◆ **TASK**: The data below is to be set down exactly.

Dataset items
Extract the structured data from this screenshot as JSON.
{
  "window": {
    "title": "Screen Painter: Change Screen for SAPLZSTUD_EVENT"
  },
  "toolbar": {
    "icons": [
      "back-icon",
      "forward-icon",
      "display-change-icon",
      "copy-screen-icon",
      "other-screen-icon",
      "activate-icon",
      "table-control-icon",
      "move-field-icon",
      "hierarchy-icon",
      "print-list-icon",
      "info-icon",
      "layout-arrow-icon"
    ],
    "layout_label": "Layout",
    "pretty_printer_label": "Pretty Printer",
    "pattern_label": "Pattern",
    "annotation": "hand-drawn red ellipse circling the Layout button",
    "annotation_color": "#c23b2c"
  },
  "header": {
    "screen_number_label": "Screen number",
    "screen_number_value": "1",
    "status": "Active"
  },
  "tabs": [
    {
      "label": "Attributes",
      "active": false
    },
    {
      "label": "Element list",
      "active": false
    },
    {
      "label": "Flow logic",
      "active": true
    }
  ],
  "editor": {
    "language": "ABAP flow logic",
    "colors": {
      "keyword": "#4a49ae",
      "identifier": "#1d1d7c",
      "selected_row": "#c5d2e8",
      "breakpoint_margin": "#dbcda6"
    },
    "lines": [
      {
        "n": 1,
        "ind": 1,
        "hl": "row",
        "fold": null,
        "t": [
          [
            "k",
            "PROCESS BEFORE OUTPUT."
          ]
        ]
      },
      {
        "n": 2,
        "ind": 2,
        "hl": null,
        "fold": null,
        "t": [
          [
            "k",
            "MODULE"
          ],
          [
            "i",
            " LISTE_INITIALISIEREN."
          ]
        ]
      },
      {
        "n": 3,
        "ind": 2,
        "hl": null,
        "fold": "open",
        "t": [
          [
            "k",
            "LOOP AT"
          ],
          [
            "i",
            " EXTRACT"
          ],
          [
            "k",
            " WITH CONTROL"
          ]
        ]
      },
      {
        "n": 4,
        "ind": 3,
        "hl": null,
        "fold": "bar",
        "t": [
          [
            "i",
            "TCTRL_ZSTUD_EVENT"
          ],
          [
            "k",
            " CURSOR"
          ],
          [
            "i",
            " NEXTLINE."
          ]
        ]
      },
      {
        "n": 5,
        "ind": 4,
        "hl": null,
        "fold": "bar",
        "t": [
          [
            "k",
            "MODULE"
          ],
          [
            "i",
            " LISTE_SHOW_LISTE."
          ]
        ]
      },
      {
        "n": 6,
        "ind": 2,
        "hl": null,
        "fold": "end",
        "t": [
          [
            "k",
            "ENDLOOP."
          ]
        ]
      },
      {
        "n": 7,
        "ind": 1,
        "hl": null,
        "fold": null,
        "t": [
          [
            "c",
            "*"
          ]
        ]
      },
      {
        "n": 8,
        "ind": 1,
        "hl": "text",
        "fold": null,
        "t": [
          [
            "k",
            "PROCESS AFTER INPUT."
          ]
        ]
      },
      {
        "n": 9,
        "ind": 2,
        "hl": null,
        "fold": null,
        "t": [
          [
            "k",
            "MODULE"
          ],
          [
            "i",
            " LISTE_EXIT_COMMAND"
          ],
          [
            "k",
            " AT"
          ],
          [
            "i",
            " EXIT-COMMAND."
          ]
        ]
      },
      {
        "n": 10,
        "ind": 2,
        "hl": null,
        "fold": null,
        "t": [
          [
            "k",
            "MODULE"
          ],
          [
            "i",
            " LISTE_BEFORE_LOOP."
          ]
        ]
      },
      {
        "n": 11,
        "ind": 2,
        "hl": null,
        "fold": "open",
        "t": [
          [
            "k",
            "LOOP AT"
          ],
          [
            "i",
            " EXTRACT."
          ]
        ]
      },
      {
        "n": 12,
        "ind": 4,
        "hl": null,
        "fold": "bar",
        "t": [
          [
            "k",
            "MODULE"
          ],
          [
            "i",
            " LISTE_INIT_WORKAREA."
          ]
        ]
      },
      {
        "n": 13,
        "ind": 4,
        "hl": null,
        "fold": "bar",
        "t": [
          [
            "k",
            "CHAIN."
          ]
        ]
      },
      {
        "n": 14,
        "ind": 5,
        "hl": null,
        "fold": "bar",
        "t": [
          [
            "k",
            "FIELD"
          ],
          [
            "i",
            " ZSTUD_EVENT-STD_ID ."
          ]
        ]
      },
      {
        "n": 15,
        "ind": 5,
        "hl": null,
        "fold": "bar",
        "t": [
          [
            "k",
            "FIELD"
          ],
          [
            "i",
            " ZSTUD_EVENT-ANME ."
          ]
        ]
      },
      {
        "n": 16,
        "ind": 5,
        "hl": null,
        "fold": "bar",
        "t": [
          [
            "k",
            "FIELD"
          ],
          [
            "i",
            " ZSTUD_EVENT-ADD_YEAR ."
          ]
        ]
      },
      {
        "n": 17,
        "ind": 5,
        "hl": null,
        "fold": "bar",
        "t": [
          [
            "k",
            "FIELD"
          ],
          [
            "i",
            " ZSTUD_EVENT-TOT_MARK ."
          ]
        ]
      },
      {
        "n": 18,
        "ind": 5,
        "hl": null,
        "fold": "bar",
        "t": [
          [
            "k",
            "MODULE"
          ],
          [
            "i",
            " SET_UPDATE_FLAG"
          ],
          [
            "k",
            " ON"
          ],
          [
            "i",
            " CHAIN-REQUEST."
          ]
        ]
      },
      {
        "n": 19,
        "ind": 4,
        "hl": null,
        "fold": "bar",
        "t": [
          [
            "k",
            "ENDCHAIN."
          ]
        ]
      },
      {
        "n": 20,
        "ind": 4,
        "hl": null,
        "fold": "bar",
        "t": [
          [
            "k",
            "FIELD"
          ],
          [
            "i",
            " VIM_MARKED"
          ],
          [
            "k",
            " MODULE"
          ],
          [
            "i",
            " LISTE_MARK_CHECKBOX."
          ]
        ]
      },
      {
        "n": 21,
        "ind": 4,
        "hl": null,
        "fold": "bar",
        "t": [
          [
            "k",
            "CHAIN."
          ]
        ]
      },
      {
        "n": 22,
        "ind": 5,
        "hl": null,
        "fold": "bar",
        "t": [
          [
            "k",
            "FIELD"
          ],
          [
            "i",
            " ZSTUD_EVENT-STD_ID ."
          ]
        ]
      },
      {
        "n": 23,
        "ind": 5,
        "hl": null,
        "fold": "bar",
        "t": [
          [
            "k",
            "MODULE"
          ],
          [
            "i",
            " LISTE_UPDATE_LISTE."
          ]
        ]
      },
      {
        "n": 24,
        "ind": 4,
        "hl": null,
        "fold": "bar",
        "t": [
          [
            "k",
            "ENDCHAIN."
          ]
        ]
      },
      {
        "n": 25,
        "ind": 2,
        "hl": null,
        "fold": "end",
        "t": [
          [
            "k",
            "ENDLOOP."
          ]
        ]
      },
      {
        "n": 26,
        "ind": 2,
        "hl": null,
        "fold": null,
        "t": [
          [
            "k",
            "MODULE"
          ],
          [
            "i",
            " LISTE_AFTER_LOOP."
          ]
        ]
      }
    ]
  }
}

◆ **RESPONSE**:
Extract the structured data from this screenshot as JSON.
{
  "window": {
    "title": "Screen Painter: Change Screen for SAPLZSTUD_EVENT"
  },
  "toolbar": {
    "icons": [
      "back-icon",
      "forward-icon",
      "display-change-icon",
      "copy-screen-icon",
      "other-screen-icon",
      "activate-icon",
      "table-control-icon",
      "move-field-icon",
      "hierarchy-icon",
      "print-list-icon",
      "info-icon",
      "layout-arrow-icon"
    ],
    "layout_label": "Layout",
    "pretty_printer_label": "Pretty Printer",
    "pattern_label": "Pattern",
    "annotation": "hand-drawn red ellipse circling the Layout button",
    "annotation_color": "#c23b2c"
  },
  "header": {
    "screen_number_label": "Screen number",
    "screen_number_value": "1",
    "status": "Active"
  },
  "tabs": [
    {
      "label": "Attributes",
      "active": false
    },
    {
      "label": "Element list",
      "active": false
    },
    {
      "label": "Flow logic",
      "active": true
    }
  ],
  "editor": {
    "language": "ABAP flow logic",
    "colors": {
      "keyword": "#4a49ae",
      "identifier": "#1d1d7c",
      "selected_row": "#c5d2e8",
      "breakpoint_margin": "#dbcda6"
    },
    "lines": [
      {
        "n": 1,
        "ind": 1,
        "hl": "row",
        "fold": null,
        "t": [
          [
            "k",
            "PROCESS BEFORE OUTPUT."
          ]
        ]
      },
      {
        "n": 2,
        "ind": 2,
        "hl": null,
        "fold": null,
        "t": [
          [
            "k",
            "MODULE"
          ],
          [
            "i",
            " LISTE_INITIALISIEREN."
          ]
        ]
      },
      {
        "n": 3,
        "ind": 2,
        "hl": null,
        "fold": "open",
        "t": [
          [
            "k",
            "LOOP AT"
          ],
          [
            "i",
            " EXTRACT"
          ],
          [
            "k",
            " WITH CONTROL"
          ]
        ]
      },
      {
        "n": 4,
        "ind": 3,
        "hl": null,
        "fold": "bar",
        "t": [
          [
            "i",
            "TCTRL_ZSTUD_EVENT"
          ],
          [
            "k",
            " CURSOR"
          ],
          [
            "i",
            " NEXTLINE."
          ]
        ]
      },
      {
        "n": 5,
        "ind": 4,
        "hl": null,
        "fold": "bar",
        "t": [
          [
            "k",
            "MODULE"
          ],
          [
            "i",
            " LISTE_SHOW_LISTE."
          ]
        ]
      },
      {
        "n": 6,
        "ind": 2,
        "hl": null,
        "fold": "end",
        "t": [
          [
            "k",
            "ENDLOOP."
          ]
        ]
      },
      {
        "n": 7,
        "ind": 1,
        "hl": null,
        "fold": null,
        "t": [
          [
            "c",
            "*"
          ]
        ]
      },
      {
        "n": 8,
        "ind": 1,
        "hl": "text",
        "fold": null,
        "t": [
          [
            "k",
            "PROCESS AFTER INPUT."
          ]
        ]
      },
      {
        "n": 9,
        "ind": 2,
        "hl": null,
        "fold": null,
        "t": [
          [
            "k",
            "MODULE"
          ],
          [
            "i",
            " LISTE_EXIT_COMMAND"
          ],
          [
            "k",
            " AT"
          ],
          [
            "i",
            " EXIT-COMMAND."
          ]
        ]
      },
      {
        "n": 10,
        "ind": 2,
        "hl": null,
        "fold": null,
        "t": [
          [
            "k",
            "MODULE"
          ],
          [
            "i",
            " LISTE_BEFORE_LOOP."
          ]
        ]
      },
      {
        "n": 11,
        "ind": 2,
        "hl": null,
        "fold": "open",
        "t": [
          [
            "k",
            "LOOP AT"
          ],
          [
            "i",
            " EXTRACT."
          ]
        ]
      },
      {
        "n": 12,
        "ind": 4,
        "hl": null,
        "fold": "bar",
        "t": [
          [
            "k",
            "MODULE"
          ],
          [
            "i",
            " LISTE_INIT_WORKAREA."
          ]
        ]
      },
      {
        "n": 13,
        "ind": 4,
        "hl": null,
        "fold": "bar",
        "t": [
          [
            "k",
            "CHAIN."
          ]
        ]
      },
      {
        "n": 14,
        "ind": 5,
        "hl": null,
        "fold": "bar",
        "t": [
          [
            "k",
            "FIELD"
          ],
          [
            "i",
            " ZSTUD_EVENT-STD_ID ."
          ]
        ]
      },
      {
        "n": 15,
        "ind": 5,
        "hl": null,
        "fold": "bar",
        "t": [
          [
            "k",
            "FIELD"
          ],
          [
            "i",
            " ZSTUD_EVENT-ANME ."
          ]
        ]
      },
      {
        "n": 16,
        "ind": 5,
        "hl": null,
        "fold": "bar",
        "t": [
          [
            "k",
            "FIELD"
          ],
          [
            "i",
            " ZSTUD_EVENT-ADD_YEAR ."
          ]
        ]
      },
      {
        "n": 17,
        "ind": 5,
        "hl": null,
        "fold": "bar",
        "t": [
          [
            "k",
            "FIELD"
          ],
          [
            "i",
            " ZSTUD_EVENT-TOT_MARK ."
          ]
        ]
      },
      {
        "n": 18,
        "ind": 5,
        "hl": null,
        "fold": "bar",
        "t": [
          [
            "k",
            "MODULE"
          ],
          [
            "i",
            " SET_UPDATE_FLAG"
          ],
          [
            "k",
            " ON"
          ],
          [
            "i",
            " CHAIN-REQUEST."
          ]
        ]
      },
      {
        "n": 19,
        "ind": 4,
        "hl": null,
        "fold": "bar",
        "t": [
          [
            "k",
            "ENDCHAIN."
          ]
        ]
      },
      {
        "n": 20,
        "ind": 4,
        "hl": null,
        "fold": "bar",
        "t": [
          [
            "k",
            "FIELD"
          ],
          [
            "i",
            " VIM_MARKED"
          ],
          [
            "k",
            " MODULE"
          ],
          [
            "i",
            " LISTE_MARK_CHECKBOX."
          ]
        ]
      },
      {
        "n": 21,
        "ind": 4,
        "hl": null,
        "fold": "bar",
        "t": [
          [
            "k",
            "CHAIN."
          ]
        ]
      },
      {
        "n": 22,
        "ind": 5,
        "hl": null,
        "fold": "bar",
        "t": [
          [
            "k",
            "FIELD"
          ],
          [
            "i",
            " ZSTUD_EVENT-STD_ID ."
          ]
        ]
      },
      {
        "n": 23,
        "ind": 5,
        "hl": null,
        "fold": "bar",
        "t": [
          [
            "k",
            "MODULE"
          ],
          [
            "i",
            " LISTE_UPDATE_LISTE."
          ]
        ]
      },
      {
        "n": 24,
        "ind": 4,
        "hl": null,
        "fold": "bar",
        "t": [
          [
            "k",
            "ENDCHAIN."
          ]
        ]
      },
      {
        "n": 25,
        "ind": 2,
        "hl": null,
        "fold": "end",
        "t": [
          [
            "k",
            "ENDLOOP."
          ]
        ]
      },
      {
        "n": 26,
        "ind": 2,
        "hl": null,
        "fold": null,
        "t": [
          [
            "k",
            "MODULE"
          ],
          [
            "i",
            " LISTE_AFTER_LOOP."
          ]
        ]
      }
    ]
  }
}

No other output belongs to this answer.